Monday, December 8, 2014

892 m, decision time, steel casing

Rupert Sutherland, GNS Science and Victoria University of Wellington
John Townend, Victoria University of Wellington
Virginia Toy, University of Otago

The view downstream. It is 600 m to the bridge. 4/12/14.  Photo J. Townend.
We reached a very important decision point today. At 8 a.m. this morning at 892 m depth, we decided to stop drilling and to cement casing into the hole. A bunch of things now have to happen so that we are ready to start the collection of rock core.

We first have to clear the borehole of rock chips and cool it by circulating mud. The mud emerges at 52°C. How hot would it be if we weren’t drilling? We will know in the next week or so.

Before we cement PWT steel casing (5.5 inch = 140 mm diameter pipe) into the hole, we will use wireline tools to log the hole. This is our last look at the borehole wall before steel and cement get in the way. Logging will start about midnight tonight.

New PWT casing is ready to go. Photo J. Townend.

The process of putting casing in the hole is fairly complicated. It has to get down and around the J-bend in one piece. The bottom of the hole is now 250 m horizontally towards the road bridge and away from the drill site (see our last blog). Next, we have to run another smaller steel pipe next to it – this is going to be a tight fit. Then, we have to insert a fibre optic cable down the second pipe. Finally, we have to pump 25 cubic metres of cement down the inside and back up the outside of the casing without it leaking into the rock or setting hard before we are finished.

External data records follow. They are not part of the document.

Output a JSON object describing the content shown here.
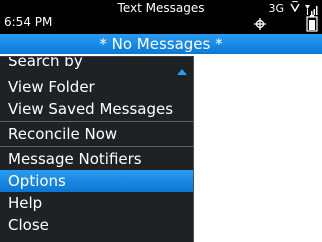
{
  "status": {
    "time": "6:54 PM",
    "app_title": "Text Messages",
    "network": "3G"
  },
  "title_bar": "* No Messages *",
  "menu": {
    "partial_item": "Search by",
    "items": [
      "View Folder",
      "View Saved Messages",
      "Reconcile Now",
      "Message Notifiers",
      "Options",
      "Help",
      "Close"
    ],
    "selected": "Options"
  },
  "colors": {
    "highlight": "#1a86e0",
    "menu_bg": "#1f2224",
    "content_bg": "#ffffff"
  }
}
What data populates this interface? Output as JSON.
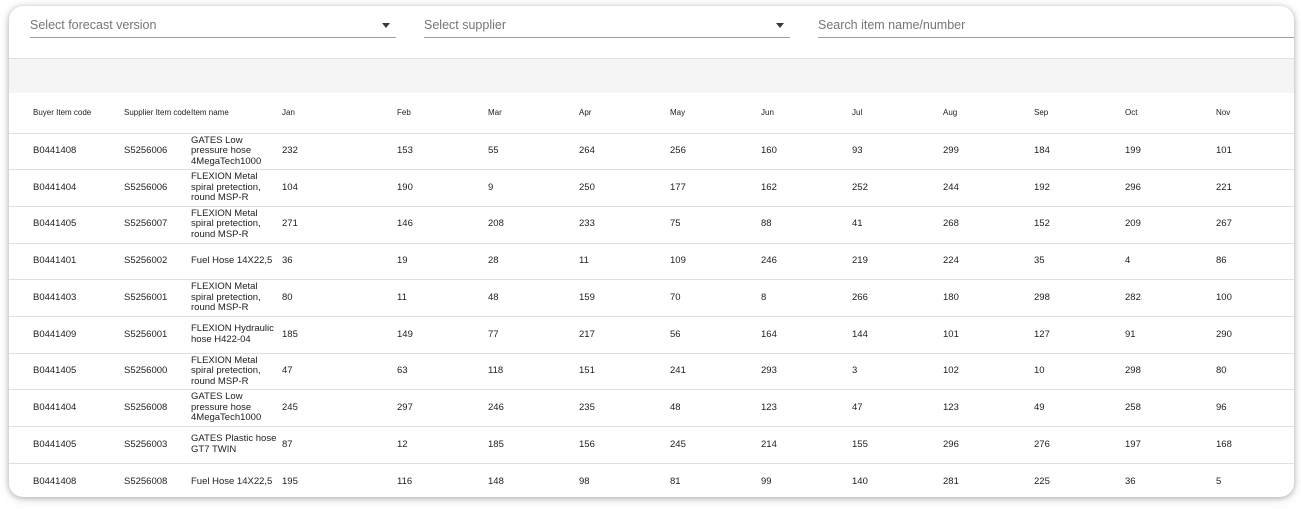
{
  "filters": {
    "forecast_placeholder": "Select forecast version",
    "supplier_placeholder": "Select supplier",
    "search_placeholder": "Search item name/number"
  },
  "table": {
    "headers": [
      "Buyer Item code",
      "Supplier Item code",
      "Item name",
      "Jan",
      "Feb",
      "Mar",
      "Apr",
      "May",
      "Jun",
      "Jul",
      "Aug",
      "Sep",
      "Oct",
      "Nov"
    ],
    "rows": [
      [
        "B0441408",
        "S5256006",
        "GATES Low pressure hose 4MegaTech1000",
        "232",
        "153",
        "55",
        "264",
        "256",
        "160",
        "93",
        "299",
        "184",
        "199",
        "101"
      ],
      [
        "B0441404",
        "S5256006",
        "FLEXION Metal spiral pretection, round MSP-R",
        "104",
        "190",
        "9",
        "250",
        "177",
        "162",
        "252",
        "244",
        "192",
        "296",
        "221"
      ],
      [
        "B0441405",
        "S5256007",
        "FLEXION Metal spiral pretection, round MSP-R",
        "271",
        "146",
        "208",
        "233",
        "75",
        "88",
        "41",
        "268",
        "152",
        "209",
        "267"
      ],
      [
        "B0441401",
        "S5256002",
        "Fuel Hose 14X22,5",
        "36",
        "19",
        "28",
        "11",
        "109",
        "246",
        "219",
        "224",
        "35",
        "4",
        "86"
      ],
      [
        "B0441403",
        "S5256001",
        "FLEXION Metal spiral pretection, round MSP-R",
        "80",
        "11",
        "48",
        "159",
        "70",
        "8",
        "266",
        "180",
        "298",
        "282",
        "100"
      ],
      [
        "B0441409",
        "S5256001",
        "FLEXION Hydraulic hose H422-04",
        "185",
        "149",
        "77",
        "217",
        "56",
        "164",
        "144",
        "101",
        "127",
        "91",
        "290"
      ],
      [
        "B0441405",
        "S5256000",
        "FLEXION Metal spiral pretection, round MSP-R",
        "47",
        "63",
        "118",
        "151",
        "241",
        "293",
        "3",
        "102",
        "10",
        "298",
        "80"
      ],
      [
        "B0441404",
        "S5256008",
        "GATES Low pressure hose 4MegaTech1000",
        "245",
        "297",
        "246",
        "235",
        "48",
        "123",
        "47",
        "123",
        "49",
        "258",
        "96"
      ],
      [
        "B0441405",
        "S5256003",
        "GATES Plastic hose GT7 TWIN",
        "87",
        "12",
        "185",
        "156",
        "245",
        "214",
        "155",
        "296",
        "276",
        "197",
        "168"
      ],
      [
        "B0441408",
        "S5256008",
        "Fuel Hose 14X22,5",
        "195",
        "116",
        "148",
        "98",
        "81",
        "99",
        "140",
        "281",
        "225",
        "36",
        "5"
      ]
    ]
  }
}
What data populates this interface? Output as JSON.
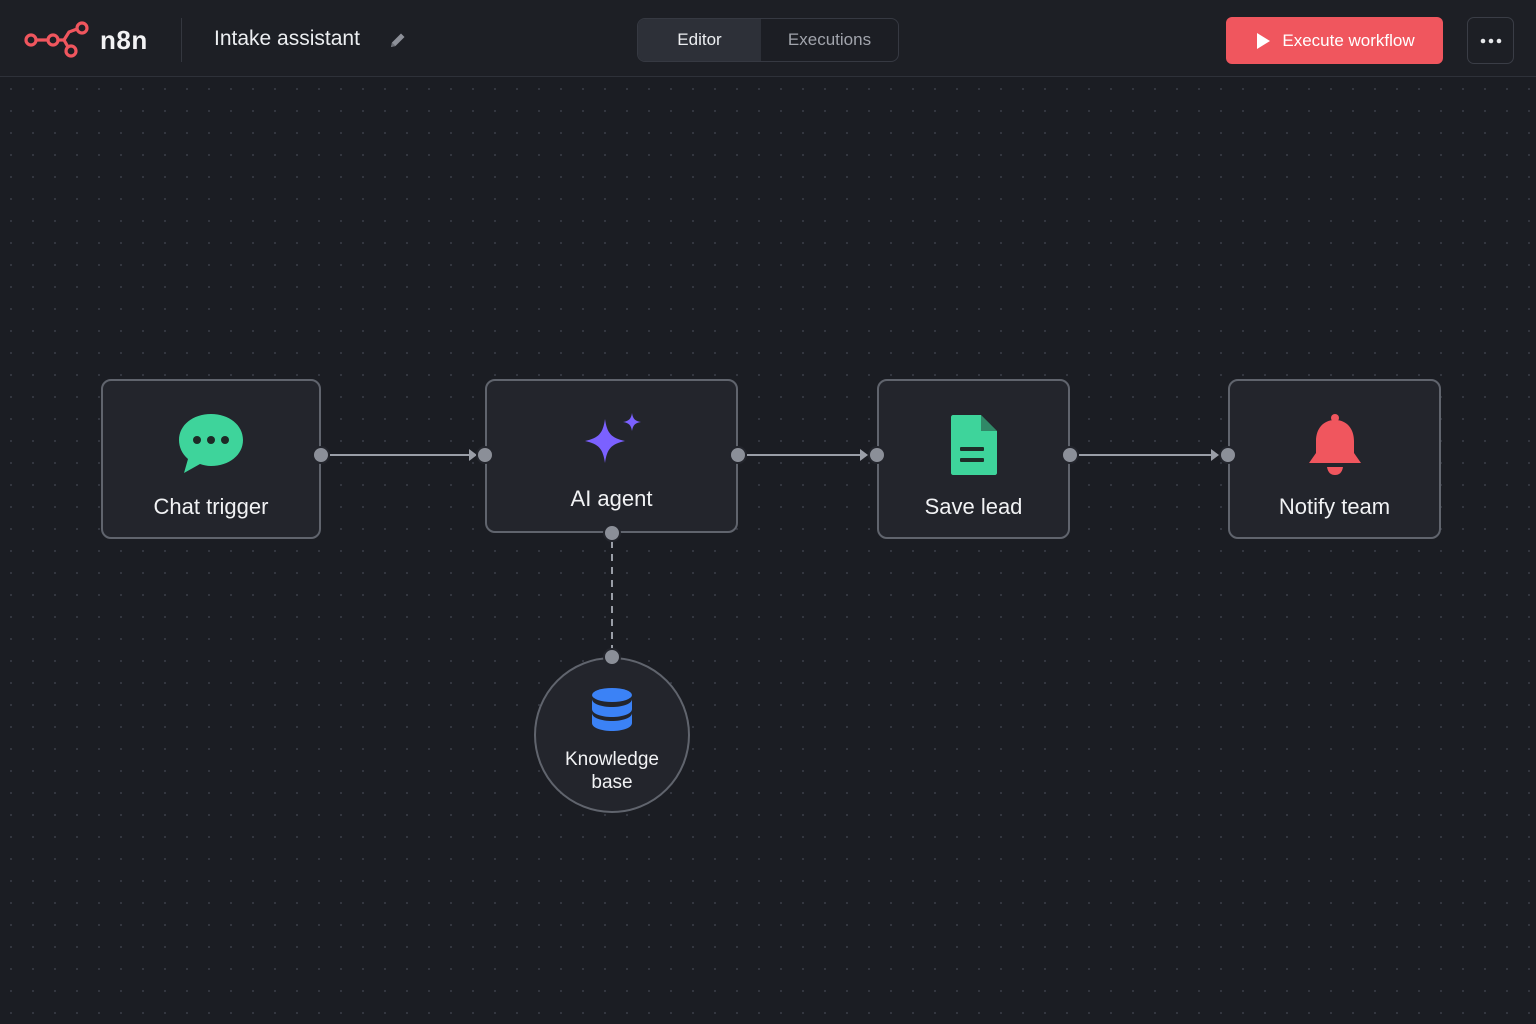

If all that happens without a hitch, then we will be hoping to collect our first core this weekend.

View from the geologists’ cage.  J. Townend.


  1. Hi, thanks for the interesting blog! Such an amazing project. I am a veteran of the Christchurch sequence, 10000 odd shakes...7.1 slammed into that old volcanic rock...daily it was breaking up...lava tubes too much had to head north to the outrageous city of sales and second hand goods. i worked on the Wahapo power scheme in the early 1990's..I was there when the top fell off Mount Cook. I stayed in Whataroa, they were milling native trees back the sawmill still operational in Whataroa?

    so last night I wrote a poem...about the project...hope you like it Rupert!

    Fucking the fault lines.

    downtown...the hypodermic needle...reaches for the sky
    ....seen from the huaraki gulf...
    it is a fault zone...between....
    piercing below the cloud line...
    the roulette players push on...
    is it red?
    or is it black?

    others jump the other island the hypodermic needle pushes towards the fault zone
    at 635's time to fix the diamond cutter for a sharper hole

    it is hot down there 80 degrees C - no time to ask why
    ...push on toward the fault...through the schist overhang...
    lets drop a line down and survey the hole....

    it is 825 below..... and the fault is 300 years young
    such an intrusion....
    it is a private matter between schist and granite
    punchering the fault with a needle may cause a blow-out on the Whataroa river flats....
    blown- out- veins.... below the snow line...

    scientists meeting in the sky city convention centre...discuss fault lines..
    the temperature, the fluid pressure - what are the signs of rupture?

    it's about to go with a magnitude 8.0...birds will be silent monetarily...
    pipes and bridges, roads and streams, chimneys and hill sides...

    while downtown.... we gamble the days away..

    the cathedral is full of pigeon shit...the urban minors found it...
    what to do with it?

  2. flanges such as weld neck flange & socket weld flange also require specifying the pipe schedule. This ensures the pipe bore will match the bore of the weld neck or socket weld flange. check out tiz
    Neck flange

  3. Really a wonderful flange, it easy for connecting pipes, valves, pumps and other equipment to form a piping system
    Slip on flange